What you have to do
Using the records below, filter out every line that lacks "JSON" and copy the rest.

+++

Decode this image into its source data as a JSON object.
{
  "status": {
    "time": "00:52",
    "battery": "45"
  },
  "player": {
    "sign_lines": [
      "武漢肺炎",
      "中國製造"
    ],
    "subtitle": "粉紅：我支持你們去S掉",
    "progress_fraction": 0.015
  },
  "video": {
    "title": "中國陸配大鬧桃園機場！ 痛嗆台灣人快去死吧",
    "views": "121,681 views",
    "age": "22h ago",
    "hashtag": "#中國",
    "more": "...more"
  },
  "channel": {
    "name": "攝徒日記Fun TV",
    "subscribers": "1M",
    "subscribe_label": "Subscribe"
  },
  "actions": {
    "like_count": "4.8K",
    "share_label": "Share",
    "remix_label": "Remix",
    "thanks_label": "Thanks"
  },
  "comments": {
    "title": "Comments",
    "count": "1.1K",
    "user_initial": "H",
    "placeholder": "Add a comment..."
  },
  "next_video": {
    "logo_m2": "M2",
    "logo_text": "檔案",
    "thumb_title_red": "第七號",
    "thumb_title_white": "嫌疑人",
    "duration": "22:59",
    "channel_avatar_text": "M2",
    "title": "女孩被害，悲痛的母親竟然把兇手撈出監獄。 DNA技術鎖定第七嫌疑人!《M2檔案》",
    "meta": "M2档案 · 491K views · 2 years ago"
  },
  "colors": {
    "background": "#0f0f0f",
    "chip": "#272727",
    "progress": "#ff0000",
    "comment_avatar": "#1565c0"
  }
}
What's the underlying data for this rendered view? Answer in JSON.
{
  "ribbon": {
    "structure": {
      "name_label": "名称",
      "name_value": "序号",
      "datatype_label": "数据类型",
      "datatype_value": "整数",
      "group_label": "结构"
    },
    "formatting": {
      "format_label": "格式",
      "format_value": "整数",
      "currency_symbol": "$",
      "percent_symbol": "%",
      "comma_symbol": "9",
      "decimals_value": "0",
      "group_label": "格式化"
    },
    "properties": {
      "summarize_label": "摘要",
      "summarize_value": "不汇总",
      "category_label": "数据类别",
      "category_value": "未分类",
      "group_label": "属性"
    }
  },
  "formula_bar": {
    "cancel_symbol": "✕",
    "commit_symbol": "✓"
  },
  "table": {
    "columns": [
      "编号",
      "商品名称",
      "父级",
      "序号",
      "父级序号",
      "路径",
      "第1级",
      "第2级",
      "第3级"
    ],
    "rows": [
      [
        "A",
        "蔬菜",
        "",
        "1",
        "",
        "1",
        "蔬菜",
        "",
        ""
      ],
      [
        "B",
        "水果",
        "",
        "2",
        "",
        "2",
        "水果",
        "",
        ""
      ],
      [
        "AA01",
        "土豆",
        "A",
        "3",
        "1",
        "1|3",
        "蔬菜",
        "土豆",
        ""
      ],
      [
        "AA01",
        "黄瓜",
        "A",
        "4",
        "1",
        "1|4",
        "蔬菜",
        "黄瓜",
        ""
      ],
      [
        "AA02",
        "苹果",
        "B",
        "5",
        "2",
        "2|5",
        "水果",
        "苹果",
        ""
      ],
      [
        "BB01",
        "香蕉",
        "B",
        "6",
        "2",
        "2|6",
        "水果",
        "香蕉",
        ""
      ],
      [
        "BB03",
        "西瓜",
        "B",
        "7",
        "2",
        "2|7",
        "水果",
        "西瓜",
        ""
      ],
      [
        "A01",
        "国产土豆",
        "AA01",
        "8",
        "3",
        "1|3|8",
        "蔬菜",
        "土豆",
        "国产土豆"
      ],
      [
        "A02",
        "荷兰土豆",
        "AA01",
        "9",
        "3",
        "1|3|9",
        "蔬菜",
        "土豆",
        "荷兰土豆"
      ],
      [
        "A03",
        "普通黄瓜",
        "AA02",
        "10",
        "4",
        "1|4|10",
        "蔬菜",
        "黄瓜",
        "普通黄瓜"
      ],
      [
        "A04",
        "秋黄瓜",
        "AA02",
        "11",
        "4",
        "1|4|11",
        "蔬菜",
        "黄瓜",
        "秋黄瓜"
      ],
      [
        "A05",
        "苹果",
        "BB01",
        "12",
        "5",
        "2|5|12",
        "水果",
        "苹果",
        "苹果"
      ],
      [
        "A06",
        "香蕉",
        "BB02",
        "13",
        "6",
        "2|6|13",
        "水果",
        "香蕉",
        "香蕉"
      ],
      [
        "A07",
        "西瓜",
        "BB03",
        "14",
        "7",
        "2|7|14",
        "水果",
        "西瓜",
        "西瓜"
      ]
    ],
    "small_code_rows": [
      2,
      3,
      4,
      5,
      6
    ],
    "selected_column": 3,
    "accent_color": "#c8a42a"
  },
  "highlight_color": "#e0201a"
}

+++

Response box
Decode this image into its source data as a JSON object.
What's the underlying data for this rendered view? Answer in JSON.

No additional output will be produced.